Over the many years I have done recruiting on a multitude of positions I have not recruited for a position that specifically required someone to have had a degree in philosophy. I have found that the best way to find out about any career is to go online and ask.
So, I went on Google and asked. I found an interesting site. It said that philosophy majors have, perhaps indirectly, sharpened their ability to speak and write in a clear, articulate, and incisive manner. Due to the nature of the subject matter, many philosophy classes will likely tend to be more discussion-based than lecture-based. As a result, students of philosophy learn to think critically and analyze, and view problems from multiple viewpoints and consider different modes of reasoning.
The article then went to chose different careers where the skills you gain as a philosophy major may serve you well.

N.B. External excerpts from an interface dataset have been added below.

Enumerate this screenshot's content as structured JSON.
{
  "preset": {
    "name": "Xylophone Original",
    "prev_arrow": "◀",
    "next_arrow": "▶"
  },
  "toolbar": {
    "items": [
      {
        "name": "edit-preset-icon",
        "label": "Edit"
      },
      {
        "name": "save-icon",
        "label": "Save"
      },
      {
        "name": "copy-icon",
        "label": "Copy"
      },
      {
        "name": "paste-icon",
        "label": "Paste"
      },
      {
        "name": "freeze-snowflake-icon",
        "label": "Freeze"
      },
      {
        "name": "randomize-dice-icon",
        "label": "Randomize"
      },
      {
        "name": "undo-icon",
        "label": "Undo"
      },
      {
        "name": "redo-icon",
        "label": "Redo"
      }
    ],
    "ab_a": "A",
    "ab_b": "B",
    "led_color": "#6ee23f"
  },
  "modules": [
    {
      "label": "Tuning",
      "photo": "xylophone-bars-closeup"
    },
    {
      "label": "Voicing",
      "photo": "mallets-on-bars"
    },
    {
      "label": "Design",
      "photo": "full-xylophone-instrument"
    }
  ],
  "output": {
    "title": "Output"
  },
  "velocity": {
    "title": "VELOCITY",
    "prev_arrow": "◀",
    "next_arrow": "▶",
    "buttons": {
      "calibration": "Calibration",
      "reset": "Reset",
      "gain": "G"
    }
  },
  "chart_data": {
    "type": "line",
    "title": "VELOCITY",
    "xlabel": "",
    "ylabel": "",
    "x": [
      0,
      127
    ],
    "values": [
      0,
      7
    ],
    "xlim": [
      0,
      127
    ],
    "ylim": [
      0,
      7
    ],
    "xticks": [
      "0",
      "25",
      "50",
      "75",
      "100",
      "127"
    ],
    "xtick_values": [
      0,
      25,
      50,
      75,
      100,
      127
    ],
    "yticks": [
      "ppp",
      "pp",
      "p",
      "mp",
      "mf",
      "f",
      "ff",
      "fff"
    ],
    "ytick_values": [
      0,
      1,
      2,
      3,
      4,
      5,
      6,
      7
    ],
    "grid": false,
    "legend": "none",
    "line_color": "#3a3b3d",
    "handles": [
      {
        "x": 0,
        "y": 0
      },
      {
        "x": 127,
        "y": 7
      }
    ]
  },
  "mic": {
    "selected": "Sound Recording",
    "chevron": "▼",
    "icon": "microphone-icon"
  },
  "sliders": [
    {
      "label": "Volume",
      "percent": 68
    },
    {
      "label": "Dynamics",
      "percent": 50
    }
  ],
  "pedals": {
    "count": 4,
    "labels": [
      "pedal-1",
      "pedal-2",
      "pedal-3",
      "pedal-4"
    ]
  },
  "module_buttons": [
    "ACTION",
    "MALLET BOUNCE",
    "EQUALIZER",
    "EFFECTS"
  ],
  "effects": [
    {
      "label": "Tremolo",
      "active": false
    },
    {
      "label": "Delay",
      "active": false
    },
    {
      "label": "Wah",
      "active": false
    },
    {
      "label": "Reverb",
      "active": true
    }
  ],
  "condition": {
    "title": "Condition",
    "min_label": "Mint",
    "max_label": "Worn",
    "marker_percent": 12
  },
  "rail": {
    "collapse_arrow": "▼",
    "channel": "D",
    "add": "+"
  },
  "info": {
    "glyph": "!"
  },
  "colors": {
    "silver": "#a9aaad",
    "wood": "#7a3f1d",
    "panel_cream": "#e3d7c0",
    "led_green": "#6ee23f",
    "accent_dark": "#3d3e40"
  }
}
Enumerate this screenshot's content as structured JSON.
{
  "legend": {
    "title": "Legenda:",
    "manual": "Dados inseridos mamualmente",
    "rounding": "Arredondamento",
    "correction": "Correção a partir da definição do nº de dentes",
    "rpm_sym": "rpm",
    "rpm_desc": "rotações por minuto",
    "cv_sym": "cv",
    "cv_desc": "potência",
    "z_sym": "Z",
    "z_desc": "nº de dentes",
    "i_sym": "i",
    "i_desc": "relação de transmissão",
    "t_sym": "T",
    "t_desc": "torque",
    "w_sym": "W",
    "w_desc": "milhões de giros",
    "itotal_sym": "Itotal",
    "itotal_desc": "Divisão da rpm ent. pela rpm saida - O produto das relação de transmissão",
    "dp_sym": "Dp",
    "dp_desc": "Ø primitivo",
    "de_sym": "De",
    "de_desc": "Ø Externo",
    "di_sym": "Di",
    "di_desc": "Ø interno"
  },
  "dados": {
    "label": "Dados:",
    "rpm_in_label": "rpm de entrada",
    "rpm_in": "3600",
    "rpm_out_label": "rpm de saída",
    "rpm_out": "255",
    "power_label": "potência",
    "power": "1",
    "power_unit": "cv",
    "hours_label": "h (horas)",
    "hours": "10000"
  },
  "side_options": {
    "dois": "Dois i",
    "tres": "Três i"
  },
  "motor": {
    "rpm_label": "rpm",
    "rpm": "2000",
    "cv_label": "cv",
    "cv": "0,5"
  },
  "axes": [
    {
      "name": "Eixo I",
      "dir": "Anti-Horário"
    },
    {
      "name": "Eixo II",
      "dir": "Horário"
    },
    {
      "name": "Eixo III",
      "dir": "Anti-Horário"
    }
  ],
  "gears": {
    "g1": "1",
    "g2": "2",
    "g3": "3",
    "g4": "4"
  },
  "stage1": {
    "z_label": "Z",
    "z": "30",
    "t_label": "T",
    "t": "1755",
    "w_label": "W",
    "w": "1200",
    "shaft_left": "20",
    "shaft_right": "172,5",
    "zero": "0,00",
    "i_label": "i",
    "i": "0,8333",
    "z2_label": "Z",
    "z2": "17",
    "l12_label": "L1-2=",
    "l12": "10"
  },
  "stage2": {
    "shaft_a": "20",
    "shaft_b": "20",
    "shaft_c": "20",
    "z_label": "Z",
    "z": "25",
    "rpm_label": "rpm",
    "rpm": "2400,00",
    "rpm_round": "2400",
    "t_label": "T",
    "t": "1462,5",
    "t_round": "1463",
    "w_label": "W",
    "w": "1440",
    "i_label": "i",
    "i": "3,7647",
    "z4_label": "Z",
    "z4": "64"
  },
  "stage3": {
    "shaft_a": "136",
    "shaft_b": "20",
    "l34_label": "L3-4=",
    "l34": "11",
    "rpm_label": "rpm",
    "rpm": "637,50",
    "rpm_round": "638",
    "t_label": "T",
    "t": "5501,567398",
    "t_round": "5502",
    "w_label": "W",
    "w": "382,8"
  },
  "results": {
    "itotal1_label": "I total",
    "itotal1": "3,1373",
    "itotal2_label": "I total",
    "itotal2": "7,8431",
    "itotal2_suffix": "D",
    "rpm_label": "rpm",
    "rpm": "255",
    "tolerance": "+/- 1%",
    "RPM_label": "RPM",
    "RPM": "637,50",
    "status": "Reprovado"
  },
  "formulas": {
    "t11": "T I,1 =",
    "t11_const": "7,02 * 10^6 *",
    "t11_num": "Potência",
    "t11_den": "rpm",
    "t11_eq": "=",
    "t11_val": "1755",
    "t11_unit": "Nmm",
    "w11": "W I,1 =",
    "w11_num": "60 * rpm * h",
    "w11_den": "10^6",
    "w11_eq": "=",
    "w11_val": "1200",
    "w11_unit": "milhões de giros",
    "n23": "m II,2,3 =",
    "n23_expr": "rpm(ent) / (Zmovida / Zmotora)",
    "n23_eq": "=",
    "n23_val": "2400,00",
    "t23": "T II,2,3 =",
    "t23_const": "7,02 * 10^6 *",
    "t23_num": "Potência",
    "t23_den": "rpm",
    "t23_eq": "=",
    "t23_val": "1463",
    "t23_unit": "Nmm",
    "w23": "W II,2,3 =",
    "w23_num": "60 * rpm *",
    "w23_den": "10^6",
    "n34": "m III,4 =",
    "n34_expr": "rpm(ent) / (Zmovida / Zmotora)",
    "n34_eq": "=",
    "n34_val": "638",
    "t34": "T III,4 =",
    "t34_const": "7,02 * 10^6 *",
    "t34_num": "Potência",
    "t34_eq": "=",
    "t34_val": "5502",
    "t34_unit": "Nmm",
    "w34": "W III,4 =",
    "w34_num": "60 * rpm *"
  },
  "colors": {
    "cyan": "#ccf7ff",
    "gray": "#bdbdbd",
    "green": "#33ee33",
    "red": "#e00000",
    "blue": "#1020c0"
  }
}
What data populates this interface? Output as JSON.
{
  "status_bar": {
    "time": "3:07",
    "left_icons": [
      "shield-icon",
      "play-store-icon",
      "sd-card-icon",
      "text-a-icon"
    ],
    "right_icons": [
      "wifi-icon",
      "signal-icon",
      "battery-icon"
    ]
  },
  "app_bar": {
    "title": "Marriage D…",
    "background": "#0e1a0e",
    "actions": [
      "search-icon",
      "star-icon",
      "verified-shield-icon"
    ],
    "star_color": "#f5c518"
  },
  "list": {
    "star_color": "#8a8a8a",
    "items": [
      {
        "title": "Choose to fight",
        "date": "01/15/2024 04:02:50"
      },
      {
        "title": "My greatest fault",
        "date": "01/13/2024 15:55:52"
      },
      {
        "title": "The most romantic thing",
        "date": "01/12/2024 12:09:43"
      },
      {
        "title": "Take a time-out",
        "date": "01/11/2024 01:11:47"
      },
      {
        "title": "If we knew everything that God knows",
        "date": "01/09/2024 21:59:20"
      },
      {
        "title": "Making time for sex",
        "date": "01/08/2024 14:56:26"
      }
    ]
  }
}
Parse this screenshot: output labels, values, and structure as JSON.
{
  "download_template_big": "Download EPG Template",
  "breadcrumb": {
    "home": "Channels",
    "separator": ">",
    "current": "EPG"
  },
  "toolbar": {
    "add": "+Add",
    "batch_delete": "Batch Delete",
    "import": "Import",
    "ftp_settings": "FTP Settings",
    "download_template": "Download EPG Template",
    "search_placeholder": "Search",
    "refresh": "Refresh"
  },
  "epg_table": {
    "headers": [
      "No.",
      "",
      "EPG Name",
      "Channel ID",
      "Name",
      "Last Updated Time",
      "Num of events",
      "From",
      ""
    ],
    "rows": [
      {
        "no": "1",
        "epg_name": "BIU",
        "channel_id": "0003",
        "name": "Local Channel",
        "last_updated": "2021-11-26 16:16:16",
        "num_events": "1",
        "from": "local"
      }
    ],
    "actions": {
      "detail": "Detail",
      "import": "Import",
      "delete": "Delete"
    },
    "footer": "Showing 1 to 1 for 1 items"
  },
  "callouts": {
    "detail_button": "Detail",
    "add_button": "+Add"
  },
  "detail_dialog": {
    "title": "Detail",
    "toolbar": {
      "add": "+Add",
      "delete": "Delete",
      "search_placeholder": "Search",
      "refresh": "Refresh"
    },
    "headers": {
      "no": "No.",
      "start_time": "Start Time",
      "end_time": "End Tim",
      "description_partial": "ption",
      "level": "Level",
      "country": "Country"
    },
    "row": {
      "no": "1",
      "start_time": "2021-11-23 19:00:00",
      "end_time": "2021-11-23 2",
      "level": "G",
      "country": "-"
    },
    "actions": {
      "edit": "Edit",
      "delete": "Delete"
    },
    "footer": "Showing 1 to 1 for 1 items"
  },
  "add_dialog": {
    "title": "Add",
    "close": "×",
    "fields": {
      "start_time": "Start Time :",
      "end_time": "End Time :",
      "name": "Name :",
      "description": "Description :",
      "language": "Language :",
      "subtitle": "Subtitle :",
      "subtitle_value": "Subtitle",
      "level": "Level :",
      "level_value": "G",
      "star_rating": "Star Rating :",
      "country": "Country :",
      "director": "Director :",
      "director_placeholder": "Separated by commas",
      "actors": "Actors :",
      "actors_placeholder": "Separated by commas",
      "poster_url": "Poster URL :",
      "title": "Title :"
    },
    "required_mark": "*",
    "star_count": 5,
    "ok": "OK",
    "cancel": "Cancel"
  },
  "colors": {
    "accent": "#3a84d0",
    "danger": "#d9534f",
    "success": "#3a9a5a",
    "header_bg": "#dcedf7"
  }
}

Most likely if you major in philosophy you may want to make certain you take other classes that might stand out to an employer.
Public Policy position.
There is more information out there that will tell you what people do in certain careers, other sites that might describe a typical day in the role, job sites with openings and job descriptions as well as salary ranges for the positions, etc. YouTube may have videos explaining the same. If you look at multiple sites, look for consistencies in what they say. This should help you feel more comfortable that the information you are reading is accurate.
Hope this helps. Feel free to reach back out.
Carol recommends the following next steps:
My point, and it could be an unpopular one, is that you aren't pigeonholed into academia or law school if you go down this path. You should however explore minors/dual majors in other areas that may help compliment your love for philosophy as well. You may even explore career opportunities at your university or nearby that will help bolster your resume and experience early on so you can ensure you have multiple options right out of the gate.
The major of philosophy potentially has many applications. The most important thing for you to do is to get to know yourself better to determine which application would be most suitable for you based upon your personality traits as they relate to people involved in various career areas and meet and talk to people who are doing what you think that you might want to do, so that you can see what they do, how they got there, and what advice and suggestions that they might have for you.
Getting to know yourself and how your personality traits relate to people involved in various career opportunities is very important in your decision making process. During my many years in Human Resources and College Recruiting, I ran across too many students who had skipped this very important step and ended up in a job situation which for which they were not well suited. Selecting a career area is like buying a pair of shoes. First you have to be properly fitted for the correct size, and then you need to try on and walk in the various shoe options to determine which is fits the best and is most comfortable for you to wear. Following are some important steps which I developed during my career which have been helpful to many .
Ken recommends the following next steps: